**Input material:**
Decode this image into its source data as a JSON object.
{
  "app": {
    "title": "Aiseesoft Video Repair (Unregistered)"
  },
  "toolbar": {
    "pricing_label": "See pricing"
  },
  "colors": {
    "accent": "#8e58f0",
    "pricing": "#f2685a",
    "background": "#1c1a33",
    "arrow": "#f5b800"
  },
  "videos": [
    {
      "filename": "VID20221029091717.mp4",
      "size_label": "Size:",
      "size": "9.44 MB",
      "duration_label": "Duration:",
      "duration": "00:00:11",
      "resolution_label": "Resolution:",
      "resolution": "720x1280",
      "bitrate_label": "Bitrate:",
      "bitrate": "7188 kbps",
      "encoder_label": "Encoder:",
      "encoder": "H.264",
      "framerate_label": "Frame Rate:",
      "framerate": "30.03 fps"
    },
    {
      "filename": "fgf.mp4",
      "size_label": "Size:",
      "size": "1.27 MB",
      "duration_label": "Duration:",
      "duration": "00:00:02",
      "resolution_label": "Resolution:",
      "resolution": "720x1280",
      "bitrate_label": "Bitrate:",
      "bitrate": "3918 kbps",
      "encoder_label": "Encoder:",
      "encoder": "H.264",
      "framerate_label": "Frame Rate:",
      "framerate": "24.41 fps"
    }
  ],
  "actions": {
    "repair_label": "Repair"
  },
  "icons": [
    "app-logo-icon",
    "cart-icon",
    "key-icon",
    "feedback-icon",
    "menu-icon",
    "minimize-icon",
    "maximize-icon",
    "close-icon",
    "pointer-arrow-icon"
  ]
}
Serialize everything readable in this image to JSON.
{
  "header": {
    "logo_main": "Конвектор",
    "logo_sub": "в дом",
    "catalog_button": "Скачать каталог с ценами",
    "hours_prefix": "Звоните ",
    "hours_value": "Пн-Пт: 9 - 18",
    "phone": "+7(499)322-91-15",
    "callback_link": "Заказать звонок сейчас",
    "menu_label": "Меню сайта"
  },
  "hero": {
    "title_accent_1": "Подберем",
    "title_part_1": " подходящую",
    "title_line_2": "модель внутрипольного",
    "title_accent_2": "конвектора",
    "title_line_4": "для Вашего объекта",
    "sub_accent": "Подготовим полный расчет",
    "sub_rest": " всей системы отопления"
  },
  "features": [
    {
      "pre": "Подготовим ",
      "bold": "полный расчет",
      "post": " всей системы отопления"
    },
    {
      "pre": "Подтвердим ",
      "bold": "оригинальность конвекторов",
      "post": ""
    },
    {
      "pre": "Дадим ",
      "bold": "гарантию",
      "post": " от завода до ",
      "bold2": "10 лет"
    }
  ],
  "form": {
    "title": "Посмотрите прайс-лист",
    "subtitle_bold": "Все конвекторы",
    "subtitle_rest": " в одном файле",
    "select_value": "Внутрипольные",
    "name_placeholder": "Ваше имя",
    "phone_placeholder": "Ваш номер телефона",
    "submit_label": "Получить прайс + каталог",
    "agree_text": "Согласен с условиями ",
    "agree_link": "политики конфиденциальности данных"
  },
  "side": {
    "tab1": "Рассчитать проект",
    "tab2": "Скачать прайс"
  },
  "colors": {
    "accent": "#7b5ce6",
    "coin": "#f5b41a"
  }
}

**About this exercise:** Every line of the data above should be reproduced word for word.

**Answer to the exercise:**
Decode this image into its source data as a JSON object.
{
  "app": {
    "title": "Aiseesoft Video Repair (Unregistered)"
  },
  "toolbar": {
    "pricing_label": "See pricing"
  },
  "colors": {
    "accent": "#8e58f0",
    "pricing": "#f2685a",
    "background": "#1c1a33",
    "arrow": "#f5b800"
  },
  "videos": [
    {
      "filename": "VID20221029091717.mp4",
      "size_label": "Size:",
      "size": "9.44 MB",
      "duration_label": "Duration:",
      "duration": "00:00:11",
      "resolution_label": "Resolution:",
      "resolution": "720x1280",
      "bitrate_label": "Bitrate:",
      "bitrate": "7188 kbps",
      "encoder_label": "Encoder:",
      "encoder": "H.264",
      "framerate_label": "Frame Rate:",
      "framerate": "30.03 fps"
    },
    {
      "filename": "fgf.mp4",
      "size_label": "Size:",
      "size": "1.27 MB",
      "duration_label": "Duration:",
      "duration": "00:00:02",
      "resolution_label": "Resolution:",
      "resolution": "720x1280",
      "bitrate_label": "Bitrate:",
      "bitrate": "3918 kbps",
      "encoder_label": "Encoder:",
      "encoder": "H.264",
      "framerate_label": "Frame Rate:",
      "framerate": "24.41 fps"
    }
  ],
  "actions": {
    "repair_label": "Repair"
  },
  "icons": [
    "app-logo-icon",
    "cart-icon",
    "key-icon",
    "feedback-icon",
    "menu-icon",
    "minimize-icon",
    "maximize-icon",
    "close-icon",
    "pointer-arrow-icon"
  ]
}
Serialize everything readable in this image to JSON.
{
  "header": {
    "logo_main": "Конвектор",
    "logo_sub": "в дом",
    "catalog_button": "Скачать каталог с ценами",
    "hours_prefix": "Звоните ",
    "hours_value": "Пн-Пт: 9 - 18",
    "phone": "+7(499)322-91-15",
    "callback_link": "Заказать звонок сейчас",
    "menu_label": "Меню сайта"
  },
  "hero": {
    "title_accent_1": "Подберем",
    "title_part_1": " подходящую",
    "title_line_2": "модель внутрипольного",
    "title_accent_2": "конвектора",
    "title_line_4": "для Вашего объекта",
    "sub_accent": "Подготовим полный расчет",
    "sub_rest": " всей системы отопления"
  },
  "features": [
    {
      "pre": "Подготовим ",
      "bold": "полный расчет",
      "post": " всей системы отопления"
    },
    {
      "pre": "Подтвердим ",
      "bold": "оригинальность конвекторов",
      "post": ""
    },
    {
      "pre": "Дадим ",
      "bold": "гарантию",
      "post": " от завода до ",
      "bold2": "10 лет"
    }
  ],
  "form": {
    "title": "Посмотрите прайс-лист",
    "subtitle_bold": "Все конвекторы",
    "subtitle_rest": " в одном файле",
    "select_value": "Внутрипольные",
    "name_placeholder": "Ваше имя",
    "phone_placeholder": "Ваш номер телефона",
    "submit_label": "Получить прайс + каталог",
    "agree_text": "Согласен с условиями ",
    "agree_link": "политики конфиденциальности данных"
  },
  "side": {
    "tab1": "Рассчитать проект",
    "tab2": "Скачать прайс"
  },
  "colors": {
    "accent": "#7b5ce6",
    "coin": "#f5b41a"
  }
}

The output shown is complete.